Carolyn Long ran against her again, but could not muster the same support she did two years earlier, losing to the Congresswoman by thirteen points.
Meanwhile, Biden-Harris lost the district, but by just four points.
Once again, Biden-Harris won Clark County, but could not keep up with gargantuan Republican margins elsewhere.
Herrera Beutler outperformed Trump across the district, and did so the most in the Portland suburbs, particularly in Ridgefield and Camas.
It was always going to be difficult for Herrera Beutler to maintain her bipartisan support and independent appeal while not making her pro-Trump base voters angry. Numerous Republicans have had this problem across the country.
She was one of ten House Republicans to vote to impeach Trump.
It drew the ire of many Republican voters and Trump himself. Republicans lined up to challenge her, and Trump endorsed Republican Joe Kent.
Herrera Beutler’s record and policy positions did not shield her from anger over her anti-Trump stance. In the end, five Republicans — including the Congresswoman herself — were on the ballot, along with two Democrats.
The Democrats coalesced around Marie Gluesenkamp Perez, who won first place with 31%. The anti-Herrera Beutler vote was divided, but not enough to save the incumbent. When all of the votes were counted, Kent took 22.8% while Herrera Beutler took 22.3%, putting Kent over the incumbent by just over one thousand votes. Heidi St. John, another pro-Trump Republican, took 16%.
Many people have compared Jaime Herrera Beutler to Liz Cheney for their criticism of Trump. But they also have in common that they both lost their seats with coalitions of support that looked like those of a Democrat.
The only two counties Liz Cheney won in her primary were the same two that Biden-Harris won in Wyoming in the 2020 General Election.
In fact, in many recent Republican primaries, the candidate who is considered more reasonable has performed better than the Trump-endorsed candidate in more Democratic areas.
Herrera Beutler beat Kent in ancestrally Democratic Pacific County by three points and beat him by one point in Clark County.
But, like Herrera Beutler did in the 2018 general election, Kent ran up the score in Lewis County.
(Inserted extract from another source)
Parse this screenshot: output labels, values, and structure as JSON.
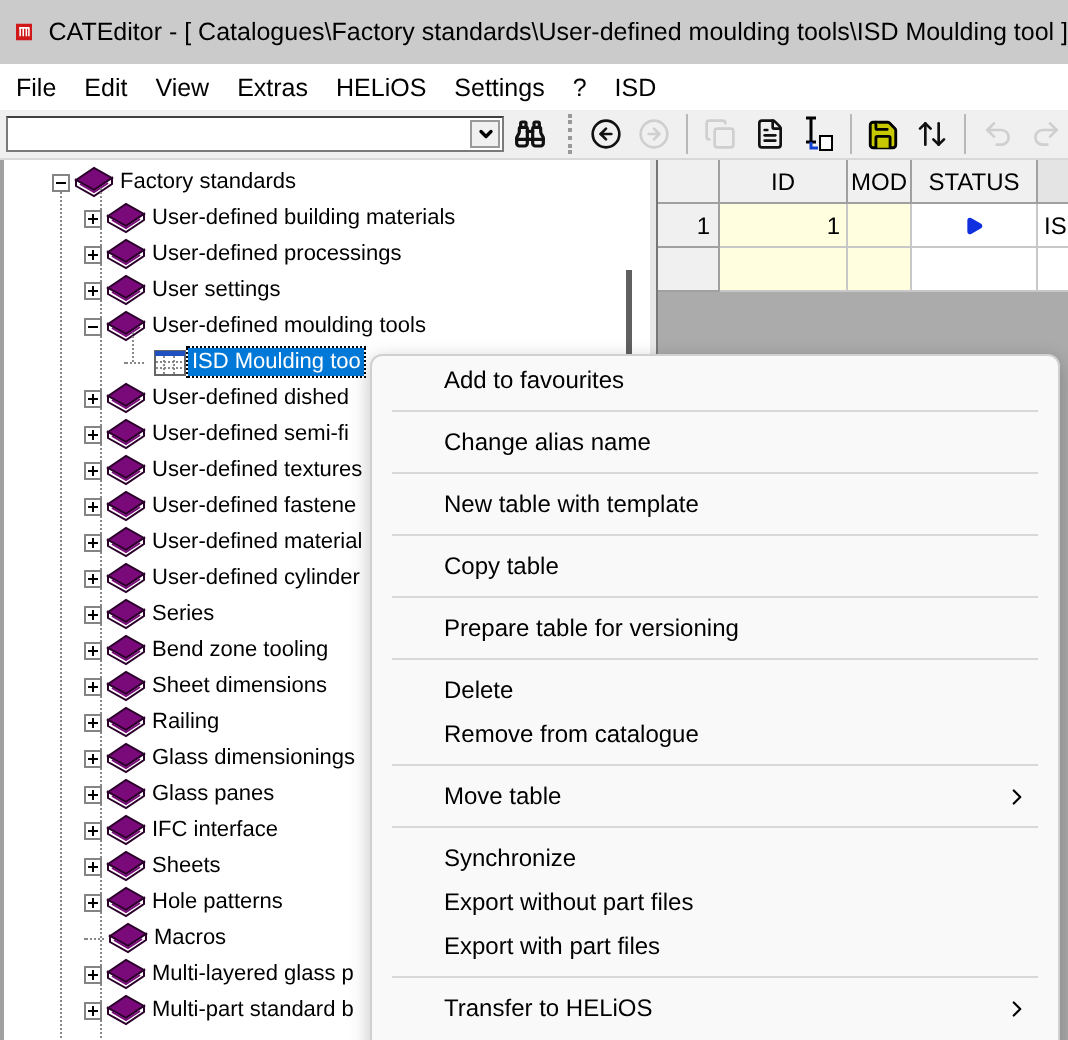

Herrera Beutler netted 1,498 votes over Kent in Clark County.
He netted 1,458 over her in Lewis County, effectively canceling out her Clark County margin, despite the fact that Lewis County made up just 11% of the district and Clark County made up 64%.
Kent also performed extraordinarily well in Thurston County, taking 33%, compared to 19% for Herrera Beutler, netting 1,269 votes over the incumbent, despite the fact it made up just 4% of the district.
Population density was a big indicator of support for Herrera Beutler. Although Kent outperformed Herrera Beutler in Battleground and Washougal, Herrera Beutler tended to do best in the towns, particularly on I‑5.
Herrera Beutler received more votes than Kent in Vancouver, Camas, Ridgefield, Kalama, Kelso, Longview and Long Beach. Even while getting destroyed in Lewis County, Herrera Beutler edged out Kent in both Centralia and Chehalis.
Herrera Beutler is a victim of the fact that the Republican coalition in her district became increasingly rural. She became reliant on pro-Trump voters who saved her in 2018, and as a result, when she broke with and then continued to criticize Trump, she scared them away and no longer had enough votes to win.
This is a countrywide trend and is a symptom of the fact that WA-03 is becoming a more normal and nationalized district, which now has the standard American political divide based on population density.
But still, many voters could see Republican Joe Kent as too extreme and too pro-Trump in the forthcoming general election. Another WA-03 twist — thanks to Marie Gluesenkamp Perez’s candidacy — may well be in the cards.
Editor’s Note: McCauley Pugh is an Associate Analyst at Lake Research Partners. He is originally from Federal Way. He studied Politics and International Relations and Italian Studies at University College Dublin and has an MSc in Comparative Politics with a specialism in Nationalism and Ethnic Politics from the London School of Economics and Political Science. Prior to working at LRP, McCauley worked for The Mellman Group and was an intern for U.S. Senator Maria Cantwell.